** Opening Data provided block **

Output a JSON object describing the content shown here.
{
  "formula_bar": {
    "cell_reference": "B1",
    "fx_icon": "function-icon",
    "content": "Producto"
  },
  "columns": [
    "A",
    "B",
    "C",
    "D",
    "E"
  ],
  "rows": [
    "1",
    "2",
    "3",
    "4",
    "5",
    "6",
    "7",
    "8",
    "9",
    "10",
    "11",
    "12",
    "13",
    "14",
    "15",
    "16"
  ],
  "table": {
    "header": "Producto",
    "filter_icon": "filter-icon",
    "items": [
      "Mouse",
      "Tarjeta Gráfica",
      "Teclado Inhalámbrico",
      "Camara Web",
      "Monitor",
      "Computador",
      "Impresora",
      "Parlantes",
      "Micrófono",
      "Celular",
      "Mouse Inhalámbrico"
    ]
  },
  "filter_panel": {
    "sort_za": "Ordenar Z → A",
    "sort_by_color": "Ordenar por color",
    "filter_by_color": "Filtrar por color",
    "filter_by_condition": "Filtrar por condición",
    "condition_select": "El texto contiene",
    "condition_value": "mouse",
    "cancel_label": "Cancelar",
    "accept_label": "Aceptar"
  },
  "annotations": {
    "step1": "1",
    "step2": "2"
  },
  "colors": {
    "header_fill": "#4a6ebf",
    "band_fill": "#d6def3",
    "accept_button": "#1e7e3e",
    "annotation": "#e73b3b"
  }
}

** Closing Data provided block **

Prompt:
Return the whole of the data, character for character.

Result of the exercise:
Output a JSON object describing the content shown here.
{
  "formula_bar": {
    "cell_reference": "B1",
    "fx_icon": "function-icon",
    "content": "Producto"
  },
  "columns": [
    "A",
    "B",
    "C",
    "D",
    "E"
  ],
  "rows": [
    "1",
    "2",
    "3",
    "4",
    "5",
    "6",
    "7",
    "8",
    "9",
    "10",
    "11",
    "12",
    "13",
    "14",
    "15",
    "16"
  ],
  "table": {
    "header": "Producto",
    "filter_icon": "filter-icon",
    "items": [
      "Mouse",
      "Tarjeta Gráfica",
      "Teclado Inhalámbrico",
      "Camara Web",
      "Monitor",
      "Computador",
      "Impresora",
      "Parlantes",
      "Micrófono",
      "Celular",
      "Mouse Inhalámbrico"
    ]
  },
  "filter_panel": {
    "sort_za": "Ordenar Z → A",
    "sort_by_color": "Ordenar por color",
    "filter_by_color": "Filtrar por color",
    "filter_by_condition": "Filtrar por condición",
    "condition_select": "El texto contiene",
    "condition_value": "mouse",
    "cancel_label": "Cancelar",
    "accept_label": "Aceptar"
  },
  "annotations": {
    "step1": "1",
    "step2": "2"
  },
  "colors": {
    "header_fill": "#4a6ebf",
    "band_fill": "#d6def3",
    "accept_button": "#1e7e3e",
    "annotation": "#e73b3b"
  }
}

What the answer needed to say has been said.